This album is so bloated, so full of things going on that it must be hard for reviewers not to equate the sheer scale of My Beautiful Dark Twisted Fantasy with brilliance. The album constantly sounds like it is about to collapse under the weight of musical ambition. Nowhere is this more apparent than album centrepiece ‘All of the Lights’, perhaps the most star-studded single since Band Aid (and without Paul McCartney! Excellent!). In its five minutes it manages to squeeze in appearances from Elton John, Alicia Keys, Fergie, M.I.A and Rihanna. Amongst others. Unrepentantly brilliant pop though this song may be, it is hard not to wonder how Kanye can call this a solo album when he is so often shunted aside by his collaborators, whether they are superstar comedians (Chris Rock) or shy indie-types (Bon Iver, whose ‘Woods’ in transposed almost in its entirety on ‘Lost in the World’).

Where Kanye is at his best is when he plays to the crowd, and to his reputation to narcissism. ‘POWER’, in particular, is Kanye at his most-magnificently egocentric: “every superhero needs his theme-music”. Again on ‘Runaway’, Kanye gives a shout-out to all the knobs of the world. Although he does at least have the humility to include himself in that list. This is the West we all know and love, clearly covering for his lack of self-confidence by being the most arrogant man on the planet.

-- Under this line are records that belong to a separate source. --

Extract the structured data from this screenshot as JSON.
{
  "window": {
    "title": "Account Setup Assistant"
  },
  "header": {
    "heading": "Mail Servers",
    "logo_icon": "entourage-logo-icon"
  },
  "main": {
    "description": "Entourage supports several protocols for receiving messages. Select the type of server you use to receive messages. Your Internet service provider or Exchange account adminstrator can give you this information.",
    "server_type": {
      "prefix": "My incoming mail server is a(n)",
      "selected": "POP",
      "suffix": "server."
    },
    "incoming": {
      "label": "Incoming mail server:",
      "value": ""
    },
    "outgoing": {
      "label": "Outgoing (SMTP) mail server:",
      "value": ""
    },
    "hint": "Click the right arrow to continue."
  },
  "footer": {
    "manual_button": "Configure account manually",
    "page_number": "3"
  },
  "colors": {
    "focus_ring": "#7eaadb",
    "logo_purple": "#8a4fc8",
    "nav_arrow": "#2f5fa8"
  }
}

Despite the criticism I have been loading on Kanye the man, the musician is still without a doubt magnificent. This album might be overblown but that’s what makes it so enjoyable. You truly have no idea where you will find yourself in another ten seconds. The title gives you an insight into what this album is about; it’s an insight into Kanye’s mind. And it is indeed beautiful, dark and twisted. That’s the album by the way. Oh and it’s brilliant. Insane, but brilliant.